__Dataset rows for apps and sites__.
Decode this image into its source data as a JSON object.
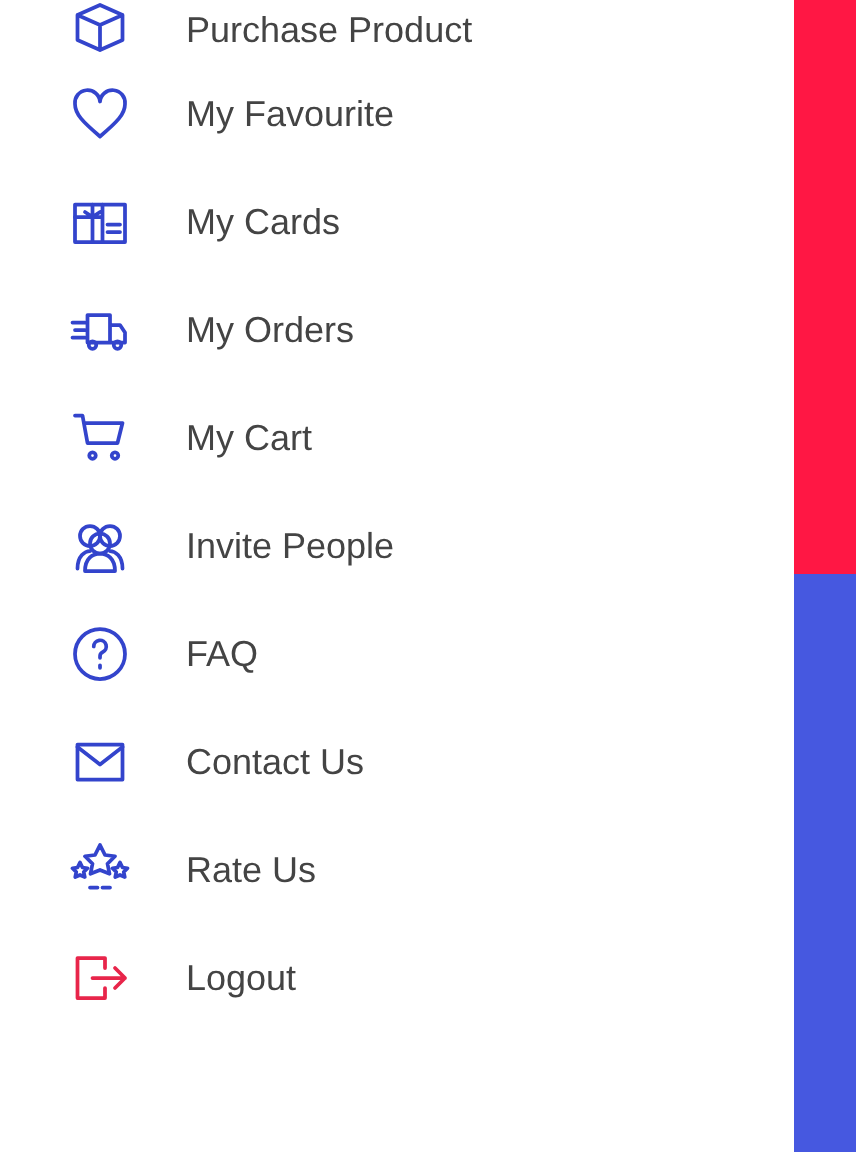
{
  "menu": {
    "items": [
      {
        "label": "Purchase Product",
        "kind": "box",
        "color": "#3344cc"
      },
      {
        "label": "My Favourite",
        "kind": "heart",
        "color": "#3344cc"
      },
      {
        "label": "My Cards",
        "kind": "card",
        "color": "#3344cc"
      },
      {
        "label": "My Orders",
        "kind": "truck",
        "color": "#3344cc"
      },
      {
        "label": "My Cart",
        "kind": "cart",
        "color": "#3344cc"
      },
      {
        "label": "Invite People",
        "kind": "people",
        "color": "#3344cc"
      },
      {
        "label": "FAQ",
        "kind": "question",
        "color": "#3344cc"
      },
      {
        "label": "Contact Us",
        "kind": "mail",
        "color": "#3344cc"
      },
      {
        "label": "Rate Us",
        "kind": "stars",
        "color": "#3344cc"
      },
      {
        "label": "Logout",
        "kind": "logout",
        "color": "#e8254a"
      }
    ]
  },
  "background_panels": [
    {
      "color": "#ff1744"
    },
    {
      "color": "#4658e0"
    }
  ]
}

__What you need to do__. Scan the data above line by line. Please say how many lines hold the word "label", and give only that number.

__Problem solution__. 10